Why expats choose international health insurance
Travel
These 10 little-known German towns are a must see
Features
How two gay dads cut through German red tape to start a family
Sponsored Article
Health insurance for expats in Germany: a quick guide
National
Five things to know about guns in Germany
Sponsored Article
Avoid hidden fees when sending money overseas
Culture
10 things you need to know before attending a German wedding
National
Eight weird habits you'll pick up living in Germany
Lifestyle
Six reasons 'super-cool' Berlin isn't all it's cracked up to be
Sponsored Article
Why Swiss hospitality graduates are in demand
Society
Only one country likes getting naked on the beach more than Germany
Lifestyle
23 ridiculously fascinating things you never knew about Berlin
Sponsored Article
Why you should attend an international job fair
Culture
8 German words that perfectly sum up your 20s
Lifestyle
Can't make it past the door at Berlin's most famous club?

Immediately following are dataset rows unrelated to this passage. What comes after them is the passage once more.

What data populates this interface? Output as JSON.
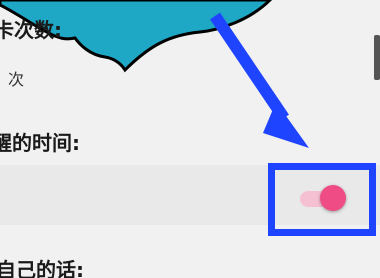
{
  "rows": [
    {
      "label": "卡次数:"
    },
    {
      "value": "次"
    },
    {
      "label": "醒的时间:"
    },
    {
      "label": "自己的话:"
    }
  ],
  "toggle": {
    "state": "on"
  },
  "colors": {
    "background": "#f1f1f1",
    "teal": "#1ea8c6",
    "highlight": "#1f44ff",
    "toggle_thumb": "#ef4b84",
    "toggle_track": "#f6c0d3"
  }
}
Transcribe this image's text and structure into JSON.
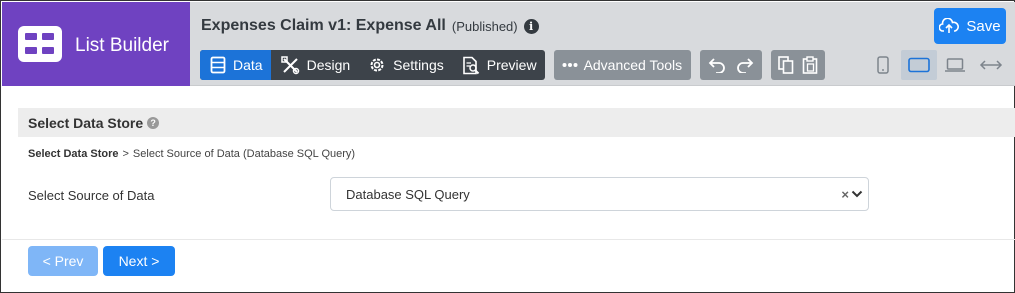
{
  "brand": {
    "title": "List Builder",
    "color": "#6f42c1"
  },
  "header": {
    "title": "Expenses Claim v1: Expense All",
    "status": "(Published)",
    "info_icon": "i"
  },
  "toolbar": {
    "tabs": [
      {
        "label": "Data",
        "icon": "database-icon",
        "active": true
      },
      {
        "label": "Design",
        "icon": "design-tools-icon",
        "active": false
      },
      {
        "label": "Settings",
        "icon": "gear-icon",
        "active": false
      },
      {
        "label": "Preview",
        "icon": "preview-document-icon",
        "active": false
      }
    ],
    "advanced": {
      "label": "Advanced Tools",
      "icon": "ellipsis-icon"
    },
    "undo_icon": "undo-icon",
    "redo_icon": "redo-icon",
    "copy_icon": "copy-icon",
    "paste_icon": "paste-icon"
  },
  "device_bar": {
    "devices": [
      {
        "name": "mobile",
        "icon": "mobile-icon",
        "active": false
      },
      {
        "name": "tablet",
        "icon": "tablet-icon",
        "active": true
      },
      {
        "name": "laptop",
        "icon": "laptop-icon",
        "active": false
      },
      {
        "name": "full-width",
        "icon": "arrows-horizontal-icon",
        "active": false
      }
    ]
  },
  "save_button": {
    "label": "Save",
    "icon": "cloud-upload-icon"
  },
  "section": {
    "title": "Select Data Store",
    "help_icon": "?"
  },
  "breadcrumb": {
    "first": "Select Data Store",
    "separator": ">",
    "current": "Select Source of Data (Database SQL Query)"
  },
  "form": {
    "label": "Select Source of Data",
    "selected_value": "Database SQL Query",
    "clear_glyph": "×"
  },
  "navigation": {
    "prev_label": "< Prev",
    "next_label": "Next >",
    "prev_enabled": false
  },
  "colors": {
    "accent": "#1c82f2",
    "active_tab": "#1c73d8",
    "tab_bar": "#3d434a",
    "header_bg": "#d8dadd",
    "disabled_button": "#7fb6f7"
  }
}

Help is at hand
Business & Money
Why Frankfurt could steal London's crown as Europe's finance capital
Features
6 surprising things I learned about Germany while editing The Local
Culture
Five sure-fire ways to impress Germans with your manners
10,692
jobs available
Toytown Germany
Germany's English-speaking crowd